So much of what a manager does is focused on people, and this requires a mature and deliberte communication style and approach. Whether being uplifted within the organization or starting a new role right out of business school, few of us have maximized our communication abilities. The issue tends to be that we are largely task-oriented in the focus of the managerial role rather than human-oriented, and we tend to be rather immature in our skills, with room to grow, of course
A lack of support and being left alone to figure things out tend to lead new managers to stress and difficulty with success.
Whereas the “sink or swim” school of thought may have some applications where it makes sense, becoming a new manager is something that really doesn’t fit. Companies that hire new managers and then leave them to run the show often find themselves with rather high levels of entry-level management turnovers. New managers need a good deal of mentoring and coaching, and good feedback adds more fuel to the fire of motivation.
Feeling like they have to “do it all”, new managers often get quickly overstressed and lose their drive.
The truth is that a manager doesn’t have to shoulder every bit of work within the job process. Feeling like you have to take everything into your own hands and just do things right may seem like it’s the quickest way to get things done. But, what this fails to see is that the opportunity presents for a training moment.

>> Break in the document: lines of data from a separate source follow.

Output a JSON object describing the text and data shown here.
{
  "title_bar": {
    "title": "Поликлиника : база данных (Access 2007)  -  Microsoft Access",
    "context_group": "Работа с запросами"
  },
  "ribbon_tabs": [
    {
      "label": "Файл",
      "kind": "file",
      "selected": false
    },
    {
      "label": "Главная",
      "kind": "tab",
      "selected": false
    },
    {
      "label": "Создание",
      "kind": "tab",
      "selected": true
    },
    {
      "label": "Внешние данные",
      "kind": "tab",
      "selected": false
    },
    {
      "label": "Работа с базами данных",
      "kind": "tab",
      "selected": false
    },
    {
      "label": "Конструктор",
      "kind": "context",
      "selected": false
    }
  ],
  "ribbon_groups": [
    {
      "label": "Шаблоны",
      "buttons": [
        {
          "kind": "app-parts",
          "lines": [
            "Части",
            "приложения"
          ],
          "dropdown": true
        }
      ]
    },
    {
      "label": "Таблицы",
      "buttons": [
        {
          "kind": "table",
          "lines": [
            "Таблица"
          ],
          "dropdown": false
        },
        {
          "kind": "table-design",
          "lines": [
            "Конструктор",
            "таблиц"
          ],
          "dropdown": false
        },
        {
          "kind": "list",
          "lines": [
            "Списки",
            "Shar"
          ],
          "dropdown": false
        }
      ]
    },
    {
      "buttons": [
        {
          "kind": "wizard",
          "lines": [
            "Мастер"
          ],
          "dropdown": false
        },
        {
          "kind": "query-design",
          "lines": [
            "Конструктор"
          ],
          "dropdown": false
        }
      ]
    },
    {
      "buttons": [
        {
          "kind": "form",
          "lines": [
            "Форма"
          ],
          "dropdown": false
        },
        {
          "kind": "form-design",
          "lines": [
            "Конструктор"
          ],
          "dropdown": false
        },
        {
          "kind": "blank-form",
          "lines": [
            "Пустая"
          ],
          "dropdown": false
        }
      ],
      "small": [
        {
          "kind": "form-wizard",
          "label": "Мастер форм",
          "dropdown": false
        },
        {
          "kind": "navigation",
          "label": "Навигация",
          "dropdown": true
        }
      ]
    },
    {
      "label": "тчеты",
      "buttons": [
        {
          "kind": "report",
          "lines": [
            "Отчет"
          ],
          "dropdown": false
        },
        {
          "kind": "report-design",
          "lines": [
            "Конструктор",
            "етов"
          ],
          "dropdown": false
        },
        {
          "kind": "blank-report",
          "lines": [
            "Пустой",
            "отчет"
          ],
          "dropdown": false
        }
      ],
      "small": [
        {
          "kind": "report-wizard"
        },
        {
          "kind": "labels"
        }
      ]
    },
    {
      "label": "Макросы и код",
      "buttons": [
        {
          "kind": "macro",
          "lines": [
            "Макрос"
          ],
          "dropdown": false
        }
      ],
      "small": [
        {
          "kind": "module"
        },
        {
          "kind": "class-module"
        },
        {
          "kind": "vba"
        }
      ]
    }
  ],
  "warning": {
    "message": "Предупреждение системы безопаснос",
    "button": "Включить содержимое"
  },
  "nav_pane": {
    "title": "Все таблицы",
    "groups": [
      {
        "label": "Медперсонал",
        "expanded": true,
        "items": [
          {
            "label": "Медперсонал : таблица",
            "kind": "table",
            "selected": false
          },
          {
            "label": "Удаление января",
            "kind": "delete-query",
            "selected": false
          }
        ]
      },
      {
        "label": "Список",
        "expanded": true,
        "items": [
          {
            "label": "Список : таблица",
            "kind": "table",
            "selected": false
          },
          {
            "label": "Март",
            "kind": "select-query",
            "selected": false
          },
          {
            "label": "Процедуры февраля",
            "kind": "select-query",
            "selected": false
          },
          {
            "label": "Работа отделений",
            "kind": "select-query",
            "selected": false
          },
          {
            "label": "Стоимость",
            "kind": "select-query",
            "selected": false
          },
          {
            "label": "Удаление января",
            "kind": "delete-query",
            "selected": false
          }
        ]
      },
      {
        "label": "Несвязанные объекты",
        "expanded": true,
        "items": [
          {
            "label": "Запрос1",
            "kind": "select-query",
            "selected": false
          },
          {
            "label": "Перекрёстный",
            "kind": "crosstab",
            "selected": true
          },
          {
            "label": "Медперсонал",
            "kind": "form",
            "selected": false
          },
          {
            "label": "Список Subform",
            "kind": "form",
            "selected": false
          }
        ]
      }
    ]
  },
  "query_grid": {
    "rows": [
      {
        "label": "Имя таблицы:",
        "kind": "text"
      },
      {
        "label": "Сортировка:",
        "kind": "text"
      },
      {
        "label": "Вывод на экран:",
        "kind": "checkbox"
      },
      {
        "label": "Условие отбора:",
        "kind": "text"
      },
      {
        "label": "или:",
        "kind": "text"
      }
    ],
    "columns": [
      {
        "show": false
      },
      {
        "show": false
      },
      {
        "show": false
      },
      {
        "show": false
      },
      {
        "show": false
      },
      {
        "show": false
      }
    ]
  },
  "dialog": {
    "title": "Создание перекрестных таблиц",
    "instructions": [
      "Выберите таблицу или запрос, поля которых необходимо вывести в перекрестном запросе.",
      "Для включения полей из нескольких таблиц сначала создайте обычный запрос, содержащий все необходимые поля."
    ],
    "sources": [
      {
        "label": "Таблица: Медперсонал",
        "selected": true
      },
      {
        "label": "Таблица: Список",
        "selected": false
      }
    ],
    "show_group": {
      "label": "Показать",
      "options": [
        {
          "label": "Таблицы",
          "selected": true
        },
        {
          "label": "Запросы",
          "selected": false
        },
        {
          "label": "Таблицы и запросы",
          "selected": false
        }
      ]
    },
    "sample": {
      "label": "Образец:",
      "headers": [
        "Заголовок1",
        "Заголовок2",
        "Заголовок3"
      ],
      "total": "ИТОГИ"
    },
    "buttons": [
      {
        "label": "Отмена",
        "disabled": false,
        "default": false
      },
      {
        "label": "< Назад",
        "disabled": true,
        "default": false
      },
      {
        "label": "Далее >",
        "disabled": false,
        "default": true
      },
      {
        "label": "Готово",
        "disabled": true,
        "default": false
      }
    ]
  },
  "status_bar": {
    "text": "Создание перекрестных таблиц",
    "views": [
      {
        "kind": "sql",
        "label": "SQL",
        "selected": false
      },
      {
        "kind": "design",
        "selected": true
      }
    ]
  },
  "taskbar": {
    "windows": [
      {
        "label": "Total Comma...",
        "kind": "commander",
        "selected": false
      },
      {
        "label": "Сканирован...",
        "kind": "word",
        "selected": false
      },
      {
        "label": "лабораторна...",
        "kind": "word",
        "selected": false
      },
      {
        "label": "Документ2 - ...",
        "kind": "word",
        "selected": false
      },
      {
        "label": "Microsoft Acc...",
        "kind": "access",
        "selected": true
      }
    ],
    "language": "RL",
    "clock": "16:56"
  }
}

It just may be valuable enough to take the immediate hit in efficiency and build your team to be able to do things just like you can, too – by letting them do the work themselves.
Not getting enough feedback and not frequently enough can cause new managers to constantly second guess themselves.
It really does help to have someone rooting for you along the way to let you know when you’re doing a great job. Even if the feedback is constructive in nature, knowing that someone is taking an interest to guide your rights and wrongs can go a long way in improving a new manager’s outlook on the role.
We could honesty have a brainstorming session and come up with twice as many reasons that new managers fail. Another idea is to possibly tackle these very caveats that hinder new manager success.
We have a solution!
Great News! Art Petty and I have developed the First-Time Manager Academy Live-Online series (also available in an evergreen e-course format). The Live-Online sessions are six jam-packed webinars that are organized in small cohort format. Please see the main topics of our upcoming sessions by clicking the above link. The next session begins Thursday, September 10 at 11 a.m. CST! Early bird pricing will last through September 3, and there is special group pricing for 3 or more.
Can’t make this particular session but have some interest for the future? Drop me a line and let me know how we can best accomodate your team.
If you are interested in the course but unable to attend the live sessions, we do have a self-paced, online version of the First-Time Manager Academy packed with 15 lessons, all tackling the challenges of new managers, complete with Summary & Action Guides for each lesson as well as downloadable/printable templates along the way! Group pricing of 3 or more, please contact me for details!
Helping our new managers become experienced, successful manager is worth every ounce of effort that it takes!
Please let me know how my team and I can help. Drop me a line and say hello.
Christensen, U.J. (Winter 2019) “How to teach employees skills they don’t know they lack”, pp 76-77. Harvard Business Review Special Issue.
Petty, Art (August 19, 2020) “I know something about your new managers that you don’t” at http://www.artpetty.com. Retrieved on August 20, 2020 from https://artpetty.com/2020/08/19/first-time-manager-development/.
Tredway, Ginny (February 13, 2017) “The top 3 reasons why most new managers fail” at http://www.pradco.com. Retreived on August 20, 2020 from https://www.pradco.com/top-3-reasons-new-managers-fail/#:~:text=Research%20conducted%20by%20CEB%20shows,never%20properly%20trained%20to%20manage.